As the outdoor season unfolds, the Chinese team is also accelerating its pace in seeking Olympic qualifications. Xie Zhenye, the Asian record holder in the men’s 200 meters, qualified for the Olympics with a 20.15 second finish in the US earlier in April.

Besides Xie’s qualification, Chen Jiapeng finished a 100 meters in 10.08 seconds, making him the fifth Chinese male sprinter to break the 10.10-second barrier after Su Bingtian, Xie, Zhang Peimeng and Chen Guanfeng.

Though some promising signs have appeared, Chinese track and field still faces considerable challenges.

One major challenge is the one faced by the men’s 4×100-meter relay team, who are considered one of the pillars that underlines team spirit in the individual-dominated sport of running.

The team, consisting of Xie and veteran sprinter Su Bingtian, will make their final push for Olympic qualification in May at the World Relay Championships, following a mediocre performance in March with 38.99 seconds, slower than their record of 37.79 seconds.

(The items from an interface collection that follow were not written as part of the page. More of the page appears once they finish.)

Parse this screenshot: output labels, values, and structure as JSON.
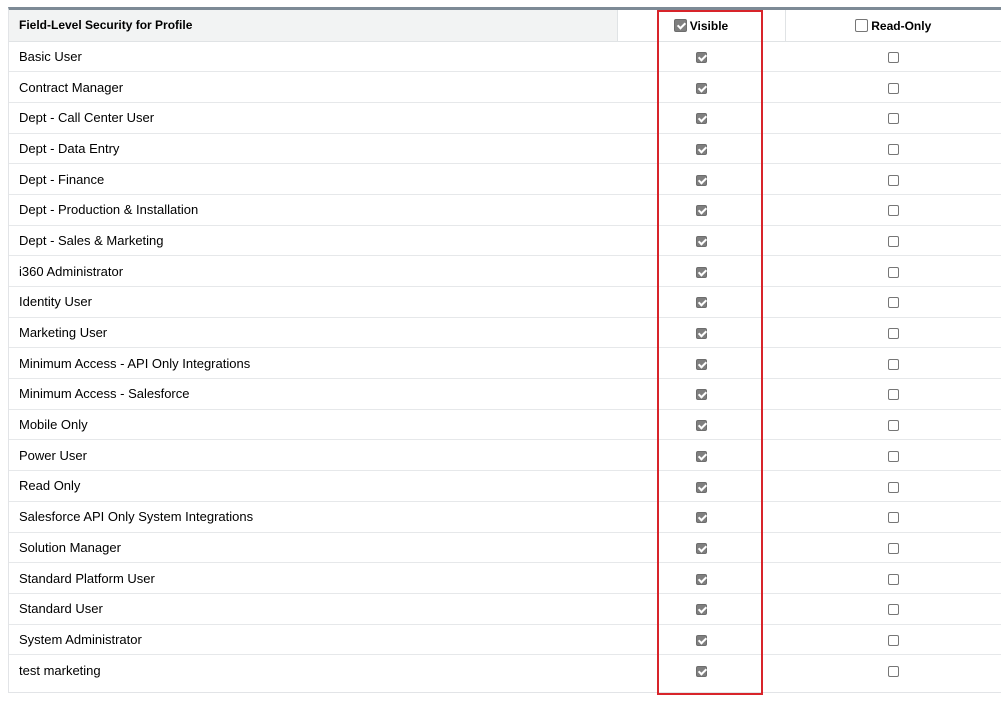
{
  "table": {
    "header": {
      "name_label": "Field-Level Security for Profile",
      "visible_label": "Visible",
      "visible_checked": true,
      "readonly_label": "Read-Only",
      "readonly_checked": false
    },
    "rows": [
      {
        "profile": "Basic User",
        "visible": true,
        "read_only": false
      },
      {
        "profile": "Contract Manager",
        "visible": true,
        "read_only": false
      },
      {
        "profile": "Dept - Call Center User",
        "visible": true,
        "read_only": false
      },
      {
        "profile": "Dept - Data Entry",
        "visible": true,
        "read_only": false
      },
      {
        "profile": "Dept - Finance",
        "visible": true,
        "read_only": false
      },
      {
        "profile": "Dept - Production & Installation",
        "visible": true,
        "read_only": false
      },
      {
        "profile": "Dept - Sales & Marketing",
        "visible": true,
        "read_only": false
      },
      {
        "profile": "i360 Administrator",
        "visible": true,
        "read_only": false
      },
      {
        "profile": "Identity User",
        "visible": true,
        "read_only": false
      },
      {
        "profile": "Marketing User",
        "visible": true,
        "read_only": false
      },
      {
        "profile": "Minimum Access - API Only Integrations",
        "visible": true,
        "read_only": false
      },
      {
        "profile": "Minimum Access - Salesforce",
        "visible": true,
        "read_only": false
      },
      {
        "profile": "Mobile Only",
        "visible": true,
        "read_only": false
      },
      {
        "profile": "Power User",
        "visible": true,
        "read_only": false
      },
      {
        "profile": "Read Only",
        "visible": true,
        "read_only": false
      },
      {
        "profile": "Salesforce API Only System Integrations",
        "visible": true,
        "read_only": false
      },
      {
        "profile": "Solution Manager",
        "visible": true,
        "read_only": false
      },
      {
        "profile": "Standard Platform User",
        "visible": true,
        "read_only": false
      },
      {
        "profile": "Standard User",
        "visible": true,
        "read_only": false
      },
      {
        "profile": "System Administrator",
        "visible": true,
        "read_only": false
      },
      {
        "profile": "test marketing",
        "visible": true,
        "read_only": false
      }
    ]
  },
  "colors": {
    "highlight": "#d8242a",
    "header_bg": "#f2f3f3",
    "top_border": "#7d8a96"
  }
}
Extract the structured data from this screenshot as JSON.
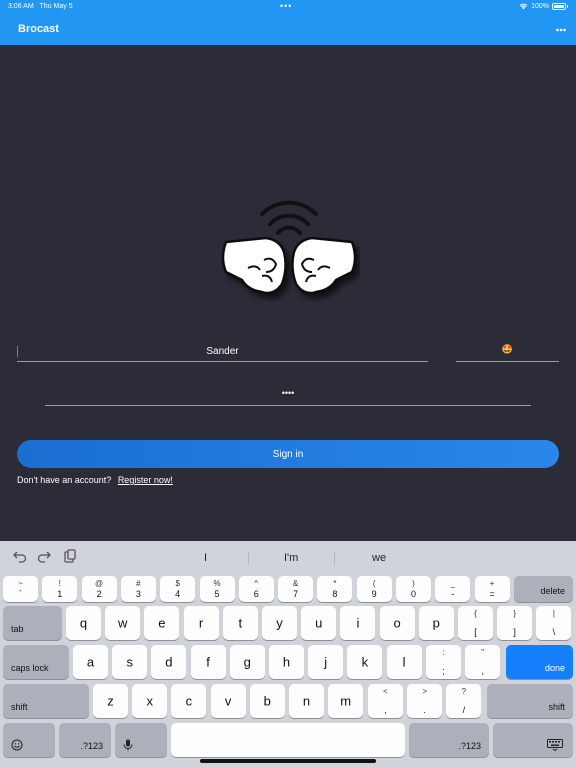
{
  "status": {
    "time": "3:06 AM",
    "date": "Thu May 5",
    "dots": "•••",
    "battery": "100%"
  },
  "app": {
    "title": "Brocast",
    "overflow": "⋮"
  },
  "form": {
    "name_value": "Sander",
    "emoji_value": "🤩",
    "password_value": "••••",
    "signin_label": "Sign in",
    "no_account": "Don't have an account?",
    "register_label": "Register now!"
  },
  "colors": {
    "appbar": "#2196f3",
    "background": "#2b2c37",
    "button": "#1f7de0",
    "keyboard": "#d1d3da",
    "done_key": "#147efb"
  },
  "keyboard": {
    "suggestions": [
      "I",
      "I'm",
      "we"
    ],
    "tool_icons": [
      "undo-icon",
      "redo-icon",
      "clipboard-icon"
    ],
    "row1": [
      {
        "t": "~",
        "b": "`"
      },
      {
        "t": "!",
        "b": "1"
      },
      {
        "t": "@",
        "b": "2"
      },
      {
        "t": "#",
        "b": "3"
      },
      {
        "t": "$",
        "b": "4"
      },
      {
        "t": "%",
        "b": "5"
      },
      {
        "t": "^",
        "b": "6"
      },
      {
        "t": "&",
        "b": "7"
      },
      {
        "t": "*",
        "b": "8"
      },
      {
        "t": "(",
        "b": "9"
      },
      {
        "t": ")",
        "b": "0"
      },
      {
        "t": "_",
        "b": "-"
      },
      {
        "t": "+",
        "b": "="
      }
    ],
    "delete": "delete",
    "tab": "tab",
    "row2": [
      "q",
      "w",
      "e",
      "r",
      "t",
      "y",
      "u",
      "i",
      "o",
      "p"
    ],
    "row2_sym": [
      {
        "t": "{",
        "b": "["
      },
      {
        "t": "}",
        "b": "]"
      },
      {
        "t": "|",
        "b": "\\"
      }
    ],
    "caps": "caps lock",
    "row3": [
      "a",
      "s",
      "d",
      "f",
      "g",
      "h",
      "j",
      "k",
      "l"
    ],
    "row3_sym": [
      {
        "t": ":",
        "b": ";"
      },
      {
        "t": "\"",
        "b": ","
      }
    ],
    "done": "done",
    "shift": "shift",
    "row4": [
      "z",
      "x",
      "c",
      "v",
      "b",
      "n",
      "m"
    ],
    "row4_sym": [
      {
        "t": "<",
        "b": ","
      },
      {
        "t": ">",
        "b": "."
      },
      {
        "t": "?",
        "b": "/"
      }
    ],
    "numbers": ".?123",
    "emoji_icon": "emoji-icon",
    "mic_icon": "microphone-icon",
    "hide_icon": "keyboard-hide-icon"
  }
}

With another Diamond League race to be held in Suzhou, East China’s Jiangsu Province, this weekend, Chinese athletes will have fresh chances to attain Olympic qualification if better performances are delivered.

More efforts are needed to increase the squad depth of Chinese athletics, as more and more athletics events are to be held in the country, led by a World Championships in 2027 in Beijing.

If China wants to take the lead in the athletics competition at the Paris Olympics, the team will need to make more effort. Fortunately, Chinese athletes are always prepared to rise to the challenge, fueled by their resilience and unwavering determination.